In a move aimed at making it a forward-thinking, modern organisation, the Academy of Motion Picture Arts and Sciences this year implemented online voting for the Oscars so that members of the academy could nominate without having to put pen to paper. Sadly, none of it went to plan, and futuristic visions gave way to tech support nightmares in a drama that could affect the outcome of the awards themselves.
First, some history.
The Academy Awards — more affectionately known as the Oscars — are given out each year to actors, directors and artists to celebrate their achievements. The awards are decided based on votes from members of the Academy of Motion Picture Arts and Sciences, and for the 85th annual awards, members were encouraged to vote online rather than having to put pen to paper for another year.
The system was naturally secured by a password, but not just any password. The Academy members were all asked to choose passwords that complied with an incredibly obscure set of rules, making it not only hard to crack, but hard to remember for the user who set it.
Issues plagued the system and members trying to cast votes were being locked out. They'd call a condescending help line set up by the Academy to reset the password, but still people were having problems.
The Hollywood Reporter managed to chat to a few of the members trying to nominate winners online, and they hate it.
The real problem with this isn't the borked technology, it's that the borked technology will probably stop some members from voting at all this year, which could skew the result of the Oscars.
Super-Size Me director Morgan Spurlock had issues voting, while Transformers producer Don Murphy said that he isn't voting at all because it's all just too hard.

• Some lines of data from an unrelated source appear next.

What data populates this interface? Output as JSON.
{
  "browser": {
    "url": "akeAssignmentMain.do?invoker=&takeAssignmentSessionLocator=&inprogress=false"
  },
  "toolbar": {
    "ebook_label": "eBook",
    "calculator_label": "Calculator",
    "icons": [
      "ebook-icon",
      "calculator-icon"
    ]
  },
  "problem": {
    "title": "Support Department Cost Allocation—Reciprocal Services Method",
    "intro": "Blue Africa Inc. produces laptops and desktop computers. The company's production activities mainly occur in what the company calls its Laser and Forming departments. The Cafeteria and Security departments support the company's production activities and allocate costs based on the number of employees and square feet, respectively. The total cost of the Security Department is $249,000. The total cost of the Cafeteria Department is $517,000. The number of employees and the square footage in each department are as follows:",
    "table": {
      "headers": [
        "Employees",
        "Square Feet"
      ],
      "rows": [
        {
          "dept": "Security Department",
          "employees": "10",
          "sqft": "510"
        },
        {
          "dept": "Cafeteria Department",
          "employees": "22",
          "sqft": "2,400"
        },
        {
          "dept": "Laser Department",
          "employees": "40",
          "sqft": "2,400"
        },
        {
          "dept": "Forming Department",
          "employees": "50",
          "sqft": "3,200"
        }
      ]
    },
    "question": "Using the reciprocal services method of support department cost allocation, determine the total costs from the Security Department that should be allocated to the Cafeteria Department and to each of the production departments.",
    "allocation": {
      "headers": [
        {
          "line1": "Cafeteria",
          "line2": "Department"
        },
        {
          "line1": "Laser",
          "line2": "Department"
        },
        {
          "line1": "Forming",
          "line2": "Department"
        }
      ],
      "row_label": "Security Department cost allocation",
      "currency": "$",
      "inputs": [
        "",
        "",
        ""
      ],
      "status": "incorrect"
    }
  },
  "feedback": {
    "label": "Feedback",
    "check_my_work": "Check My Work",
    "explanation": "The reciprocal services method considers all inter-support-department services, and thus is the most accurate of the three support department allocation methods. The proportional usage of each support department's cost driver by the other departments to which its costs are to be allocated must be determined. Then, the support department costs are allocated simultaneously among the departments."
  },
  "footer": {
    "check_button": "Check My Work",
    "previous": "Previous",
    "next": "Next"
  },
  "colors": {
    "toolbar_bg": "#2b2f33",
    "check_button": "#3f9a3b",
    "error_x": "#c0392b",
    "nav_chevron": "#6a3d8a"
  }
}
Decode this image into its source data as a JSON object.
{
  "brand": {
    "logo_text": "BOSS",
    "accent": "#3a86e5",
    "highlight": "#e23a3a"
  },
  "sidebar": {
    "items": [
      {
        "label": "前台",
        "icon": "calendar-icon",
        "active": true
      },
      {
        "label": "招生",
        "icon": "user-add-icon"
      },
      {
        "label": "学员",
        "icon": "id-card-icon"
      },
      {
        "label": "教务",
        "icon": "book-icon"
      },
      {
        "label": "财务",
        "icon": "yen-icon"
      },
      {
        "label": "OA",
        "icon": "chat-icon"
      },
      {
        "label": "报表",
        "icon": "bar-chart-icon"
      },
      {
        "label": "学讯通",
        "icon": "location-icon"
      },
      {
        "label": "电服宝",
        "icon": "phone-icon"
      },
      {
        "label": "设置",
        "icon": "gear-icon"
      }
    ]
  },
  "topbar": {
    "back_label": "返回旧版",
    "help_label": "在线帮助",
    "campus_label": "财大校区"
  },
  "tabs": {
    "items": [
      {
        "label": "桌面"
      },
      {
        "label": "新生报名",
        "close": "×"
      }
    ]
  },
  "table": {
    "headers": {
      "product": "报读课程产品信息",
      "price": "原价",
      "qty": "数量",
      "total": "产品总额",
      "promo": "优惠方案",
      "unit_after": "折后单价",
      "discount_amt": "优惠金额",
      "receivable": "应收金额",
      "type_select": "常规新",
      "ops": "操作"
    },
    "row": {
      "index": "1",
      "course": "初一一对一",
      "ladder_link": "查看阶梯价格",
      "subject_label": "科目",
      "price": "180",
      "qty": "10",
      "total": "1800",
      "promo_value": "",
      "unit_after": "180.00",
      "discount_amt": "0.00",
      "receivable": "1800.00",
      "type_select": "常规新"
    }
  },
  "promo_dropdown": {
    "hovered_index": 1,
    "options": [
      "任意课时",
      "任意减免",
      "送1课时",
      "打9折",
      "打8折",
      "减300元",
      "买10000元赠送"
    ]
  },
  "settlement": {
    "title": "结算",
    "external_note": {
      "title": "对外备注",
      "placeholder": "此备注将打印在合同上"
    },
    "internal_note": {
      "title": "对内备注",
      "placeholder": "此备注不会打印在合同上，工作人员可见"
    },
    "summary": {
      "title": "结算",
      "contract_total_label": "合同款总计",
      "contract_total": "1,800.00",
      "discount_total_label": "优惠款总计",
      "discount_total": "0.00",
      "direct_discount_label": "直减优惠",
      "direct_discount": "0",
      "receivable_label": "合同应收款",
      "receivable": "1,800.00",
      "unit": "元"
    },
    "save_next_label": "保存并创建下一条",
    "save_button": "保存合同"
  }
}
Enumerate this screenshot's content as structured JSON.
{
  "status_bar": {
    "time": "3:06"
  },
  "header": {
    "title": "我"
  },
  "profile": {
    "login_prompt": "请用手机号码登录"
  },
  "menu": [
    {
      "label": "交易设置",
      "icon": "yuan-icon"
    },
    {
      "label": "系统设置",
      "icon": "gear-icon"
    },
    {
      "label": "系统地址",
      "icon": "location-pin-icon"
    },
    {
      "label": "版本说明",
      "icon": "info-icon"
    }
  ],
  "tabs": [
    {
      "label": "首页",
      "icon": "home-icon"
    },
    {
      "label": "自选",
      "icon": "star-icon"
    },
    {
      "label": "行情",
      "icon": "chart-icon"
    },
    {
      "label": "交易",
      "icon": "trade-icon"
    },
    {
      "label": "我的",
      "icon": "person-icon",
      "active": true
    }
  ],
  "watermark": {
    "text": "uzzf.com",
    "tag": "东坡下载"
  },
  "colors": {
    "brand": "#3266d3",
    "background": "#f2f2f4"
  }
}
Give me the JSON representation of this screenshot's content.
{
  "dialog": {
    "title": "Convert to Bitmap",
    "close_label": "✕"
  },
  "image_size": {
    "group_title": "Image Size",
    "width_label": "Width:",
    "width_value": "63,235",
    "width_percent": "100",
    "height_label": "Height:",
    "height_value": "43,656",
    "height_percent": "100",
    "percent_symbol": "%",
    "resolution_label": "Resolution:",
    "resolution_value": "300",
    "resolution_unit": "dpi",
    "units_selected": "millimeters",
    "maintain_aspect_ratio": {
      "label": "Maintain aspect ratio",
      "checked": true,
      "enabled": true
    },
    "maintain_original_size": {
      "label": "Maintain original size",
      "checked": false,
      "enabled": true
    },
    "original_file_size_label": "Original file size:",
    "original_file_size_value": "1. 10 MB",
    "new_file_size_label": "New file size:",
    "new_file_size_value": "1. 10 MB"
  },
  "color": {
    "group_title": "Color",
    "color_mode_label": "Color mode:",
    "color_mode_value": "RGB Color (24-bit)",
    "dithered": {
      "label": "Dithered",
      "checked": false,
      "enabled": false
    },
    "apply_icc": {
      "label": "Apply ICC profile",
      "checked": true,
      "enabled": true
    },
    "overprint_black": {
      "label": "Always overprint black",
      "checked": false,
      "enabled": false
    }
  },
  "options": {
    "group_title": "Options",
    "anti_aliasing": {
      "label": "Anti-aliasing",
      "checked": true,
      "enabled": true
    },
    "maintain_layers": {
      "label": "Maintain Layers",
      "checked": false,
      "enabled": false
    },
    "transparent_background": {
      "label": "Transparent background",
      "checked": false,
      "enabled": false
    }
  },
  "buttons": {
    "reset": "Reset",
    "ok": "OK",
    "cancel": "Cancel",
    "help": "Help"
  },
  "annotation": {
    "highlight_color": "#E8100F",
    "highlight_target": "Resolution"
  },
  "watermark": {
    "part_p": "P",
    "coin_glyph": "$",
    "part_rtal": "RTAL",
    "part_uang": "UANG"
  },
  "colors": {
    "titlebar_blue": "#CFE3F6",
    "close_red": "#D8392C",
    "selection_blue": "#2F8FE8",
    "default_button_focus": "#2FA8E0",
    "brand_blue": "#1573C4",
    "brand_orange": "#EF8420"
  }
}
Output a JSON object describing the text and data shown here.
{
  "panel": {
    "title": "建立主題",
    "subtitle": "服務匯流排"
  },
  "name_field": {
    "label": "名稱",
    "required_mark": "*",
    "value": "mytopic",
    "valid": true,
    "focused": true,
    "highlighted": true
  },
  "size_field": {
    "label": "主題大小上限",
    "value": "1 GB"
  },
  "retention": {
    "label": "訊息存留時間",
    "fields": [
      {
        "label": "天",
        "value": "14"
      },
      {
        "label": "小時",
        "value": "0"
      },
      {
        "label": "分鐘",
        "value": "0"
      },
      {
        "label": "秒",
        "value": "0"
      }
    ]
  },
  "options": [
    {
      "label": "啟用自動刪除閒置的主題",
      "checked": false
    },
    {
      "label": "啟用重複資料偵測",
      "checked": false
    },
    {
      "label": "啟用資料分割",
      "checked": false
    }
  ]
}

Voting has now been extended to January 10 so that members having issues can call the help line and actually make their voices count rather than just abandoning the whole torrid affair. [The Hollywood Reporter]
Oscars image by Shutterstock